It sounds like a broken truss to me as well. I am not sure if the metal you have would work or not. If it is just flat metal, probably not. It is probably possible to use the metal to patch with, but it is unlikely to span a ponding area without the metal eventually depressing down into that area. Just adding foam to support the new metal may not work either if indeed, the truss or trusses are broken or have come apart. In roofing, 'Ponding' is standing water that remains 48 hours after a rain storm. To be considered ponding, the water would be 24" in diameter and 1/2" deep or 36" in diameter and 1/4" deep, or larger.
Assuming that you do have a broken truss or two, the trusses should be fixed. Short of that, the sealant used in the ponding area would have to be a product that is proven to stand up to ponding.
The only two products I know of (I am sure there are many more) that advertises it's ability to withstand ponding water. One product is Liquid Roof (better than Liquid Rubber by the same manufacturer). http://www.epdmcoatings.com/
The other product is Elasto-barrier, by Ame's Research http://www.amesresearch.com/
. The liquid roof product is much more expensive, but it (should) goes on in one coating. The Elasto-barrier would need a minimum of 4 coats, about the thickness of a quarter when fully cured. The Elasto-barrier is also a medium gray color and should be top coated for uv protection. I use Ame's Maximum Stretch. Between the two products, I use the Ames products much more often. I am not aware of any 100% acyrlic product (Kool Seal, Snow Roof, Snow Seal, Henry's Elastomeric, etc.) that can survive ponding. It breaks down, wrinkles up and peels off.
I would not use black asphalt type sealants (Henry's 208) on a metal roof, except for a small emergency patch (Wet/Dry), which would be later removed and replaced with an elastomeric.
Repairing trusses is an advanced repair, but two able-bodied, construction capable people could do it. The repair could be done from the roof or from inside the home. Working from the roof means you are installing a new roof, because you will destroy the old roof. From the inside, first run a razor knife along the joint of the ceiling and wall. I keep a slight outward cant on the cut. Then remove the plastic strips (splines) to expose the staples holding the ceiling panels up. The splines will undoubtedly break some due to drying out. You'd have to replace these with painted wood strips or something of that nature. With the staples exposed, cut the middle of the staple with wire cutters and pull each side of the staple out and repeat about 100 times. Keep some pressure on the panel as without the staples it will want to fall and break. I usually leave 2 staples in on each end, about 1/3 the way in from the end. Then two people get on small step ladders, pressing their head against the panel while removing the final 2 staples.

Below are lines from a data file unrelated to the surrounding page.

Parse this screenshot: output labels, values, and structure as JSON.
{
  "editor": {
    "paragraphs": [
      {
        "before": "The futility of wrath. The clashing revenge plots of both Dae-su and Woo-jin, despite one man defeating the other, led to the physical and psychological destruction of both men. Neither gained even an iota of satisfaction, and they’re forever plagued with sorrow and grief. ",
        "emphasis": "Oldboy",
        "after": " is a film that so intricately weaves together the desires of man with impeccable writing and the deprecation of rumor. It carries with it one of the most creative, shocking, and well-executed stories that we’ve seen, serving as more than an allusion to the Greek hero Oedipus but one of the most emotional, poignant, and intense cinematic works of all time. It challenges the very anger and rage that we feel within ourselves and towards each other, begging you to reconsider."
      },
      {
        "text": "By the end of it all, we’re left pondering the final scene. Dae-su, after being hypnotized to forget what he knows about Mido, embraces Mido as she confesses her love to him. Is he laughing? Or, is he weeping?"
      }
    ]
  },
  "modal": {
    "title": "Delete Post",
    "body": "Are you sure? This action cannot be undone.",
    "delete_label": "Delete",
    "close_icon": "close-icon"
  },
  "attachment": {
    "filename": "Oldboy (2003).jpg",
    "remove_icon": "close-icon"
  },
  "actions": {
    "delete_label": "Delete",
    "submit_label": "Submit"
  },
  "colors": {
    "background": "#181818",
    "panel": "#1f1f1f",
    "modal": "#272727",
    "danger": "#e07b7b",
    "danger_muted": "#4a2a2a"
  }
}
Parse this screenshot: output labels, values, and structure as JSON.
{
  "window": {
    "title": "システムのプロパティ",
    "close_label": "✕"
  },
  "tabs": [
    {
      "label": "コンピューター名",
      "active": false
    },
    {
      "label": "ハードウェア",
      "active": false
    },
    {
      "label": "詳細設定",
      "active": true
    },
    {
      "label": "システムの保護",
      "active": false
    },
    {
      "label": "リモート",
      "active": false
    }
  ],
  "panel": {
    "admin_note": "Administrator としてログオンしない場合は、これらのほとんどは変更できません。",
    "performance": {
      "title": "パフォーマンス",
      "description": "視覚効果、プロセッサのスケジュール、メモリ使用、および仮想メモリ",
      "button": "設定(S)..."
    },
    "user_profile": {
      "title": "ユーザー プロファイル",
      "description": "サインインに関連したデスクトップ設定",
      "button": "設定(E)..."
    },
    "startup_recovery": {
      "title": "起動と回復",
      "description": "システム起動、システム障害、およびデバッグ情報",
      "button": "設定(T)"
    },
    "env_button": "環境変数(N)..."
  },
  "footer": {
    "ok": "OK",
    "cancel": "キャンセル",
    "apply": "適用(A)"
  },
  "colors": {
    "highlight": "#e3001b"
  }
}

At this point, you might see a clear plastic vapor barrier with either batt or blown insulation. Blown is a major mess. But pull that stuff out to expose the trusses. I make repair patch sections out of 3/8 cdx ply. You want to make sections that will contour with and support the broken or loose areas, and basically staple the cdx to the existing trusses. If the bottom cord of the truss is also bowing down, I straighten that with an 8' 4x4 covered with carpet and jacked up against the truss to straighten it before securing the plywood to the trusses. There are a zillion details (yeah, not quite) and exceptions, depending on what you are up against. So think each plan through carefully or ask questions.
I hope this helps.